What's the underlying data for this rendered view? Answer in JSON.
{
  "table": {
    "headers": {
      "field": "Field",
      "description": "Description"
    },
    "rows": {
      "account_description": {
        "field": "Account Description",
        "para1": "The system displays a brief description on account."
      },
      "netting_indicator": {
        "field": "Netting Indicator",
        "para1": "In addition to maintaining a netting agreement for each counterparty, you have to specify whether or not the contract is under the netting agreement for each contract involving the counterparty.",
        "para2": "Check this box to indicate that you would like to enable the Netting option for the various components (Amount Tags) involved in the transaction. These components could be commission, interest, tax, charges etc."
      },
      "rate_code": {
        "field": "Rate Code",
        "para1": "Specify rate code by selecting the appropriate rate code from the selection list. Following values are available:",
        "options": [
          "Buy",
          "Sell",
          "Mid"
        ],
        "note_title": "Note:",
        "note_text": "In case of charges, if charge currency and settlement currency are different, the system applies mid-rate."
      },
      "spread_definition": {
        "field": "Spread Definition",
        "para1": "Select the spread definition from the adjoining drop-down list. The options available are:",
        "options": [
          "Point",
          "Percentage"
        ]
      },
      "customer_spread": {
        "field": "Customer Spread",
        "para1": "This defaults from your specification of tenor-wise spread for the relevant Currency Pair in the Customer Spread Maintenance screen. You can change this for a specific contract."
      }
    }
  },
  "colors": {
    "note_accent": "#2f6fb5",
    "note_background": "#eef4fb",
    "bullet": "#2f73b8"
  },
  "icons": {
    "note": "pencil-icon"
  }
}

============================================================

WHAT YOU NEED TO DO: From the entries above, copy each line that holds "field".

ANSWER SPACE:
      "field": "Field",
        "field": "Account Description",
        "field": "Netting Indicator",
        "field": "Rate Code",
        "field": "Spread Definition",
        "field": "Customer Spread",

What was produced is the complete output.